Two realities seem as evident and disastrous today as in the time of Dietrich Bonhoeffer.
Idolatrous Religion & Racism.
The former is an experience of religion built upon arrogant orthodoxy that centers performance and piety as the means by which God’s attention and affection can be seduced.
The latter is a set of behaviors that actively seeks to diminish the worth of another. Yet racism is not based on hatred. Rather, as Ibram X. Kendi argues, it is an unnatural hierarchy of humanity designed and weaponized by the powerful to accumulate and protect their interests at high cost to others.
These two factors, when braided together, become a lethal contagion that has been far more devasting than global wars and pandemics combined. While not isolated to Christianity, the continuous fusion of idolatrous religion with racism has caused Christianity to be among the deadliest religions on the planet.
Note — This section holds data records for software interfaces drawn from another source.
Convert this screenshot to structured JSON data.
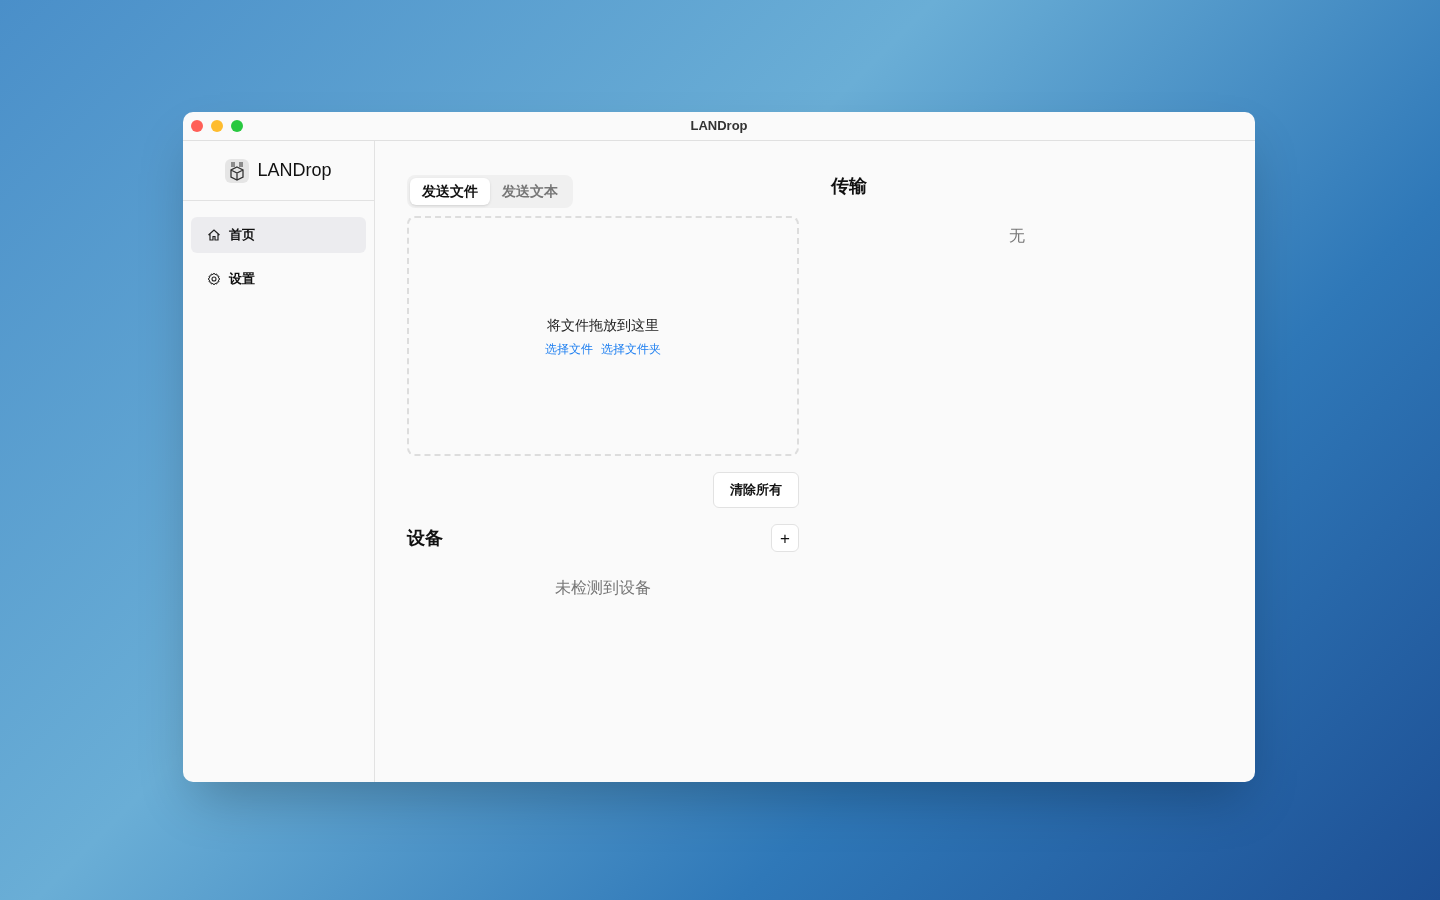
{
  "window": {
    "title": "LANDrop"
  },
  "sidebar": {
    "app_name": "LANDrop",
    "items": [
      {
        "label": "首页",
        "kind": "home",
        "selected": true
      },
      {
        "label": "设置",
        "kind": "settings",
        "selected": false
      }
    ]
  },
  "tabs": [
    {
      "label": "发送文件",
      "selected": true
    },
    {
      "label": "发送文本",
      "selected": false
    }
  ],
  "drop_zone": {
    "text": "将文件拖放到这里",
    "links": [
      "选择文件",
      "选择文件夹"
    ]
  },
  "clear_button": "清除所有",
  "devices": {
    "title": "设备",
    "add_button": "+",
    "empty": "未检测到设备"
  },
  "transfers": {
    "title": "传输",
    "empty": "无"
  }
}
Every time that I’ve walked the hallowed halls of Yad Vashem, Israel’s Holocaust museum in Jerusalem, I am undone by the scale and scope of the Third Reich’s innovative violence. As is true of every museum, this sacred space of remembrance has a very clear message:
“The world tried to exterminate us, yet we survived.”
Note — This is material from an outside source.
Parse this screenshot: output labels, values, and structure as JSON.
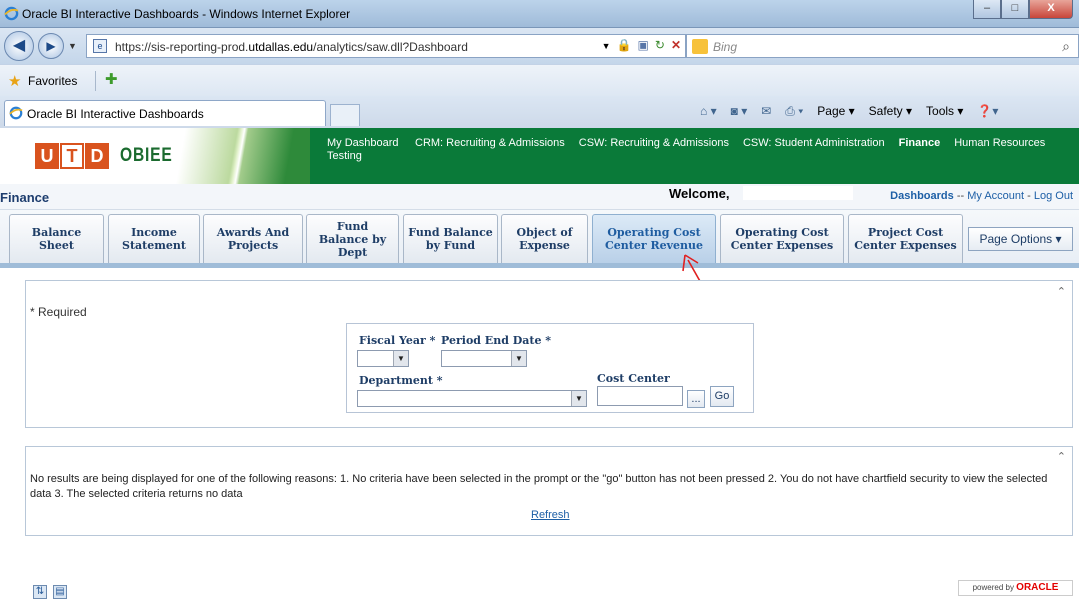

One of the features that make Yad Vashem stand out among global museums is the way in which the curators have made the genocide deeply personal. Each exhibition invites the guest into unthinkable devastation by offering stories of the individuals who both perished and survived.
In my initial journey through the museum, the personal stories of the women, men, and children broke me open to a severe awakening.
Many of the Nazis were Lutherans. They were Christians.
Among other factors, the fusion of idolatrous religion and racism had caused German Christians to move beyond polite indifference and forcible exclusion to the willful endorsement of and participation within Jewish extermination.
In the years just before the devastation of the Holocaust there already existed a sense of German Christian elitism. Lutheranism was the predominant expression of Christianity and Bonhoeffer had emerged as a prodigy theologian within the tradition. Unique to his approach was the conviction that Christianity found its credibility not in orthodoxy alone, but in its fusion with orthopraxy.
Within a tradition that sought to center rigid adherence to intellectual assent, Bonhoeffer centered Christ. He “differentiated between Christianity as a religion…and following Christ.” He emphasized the message of grace and the distinction of the Christian religion being that it “preaches the infinite worth of that which is worthless and the infinite worthlessness of that which is seemingly so valued.”
As one could imagine, in a milieu where idolatrous religion and racism were already being fused, Bonhoeffer’s lectures received both positive and negative responses. Yet his theological journey alongside his boldness in articulating this message of embodiment and embrace was still theoretical.
He was smart, articulate, and in process.
In short time, informed by another immersion, this time in New York City, Bonhoeffer’s theological musings would sink into his life and leadership. What happened in New York City would eventually cost Bonhoeffer his life.
 Kendi, How to be an Antiracist, 42.
 Metaxas, Bonhoeffer, 84.
 Ibid., 85.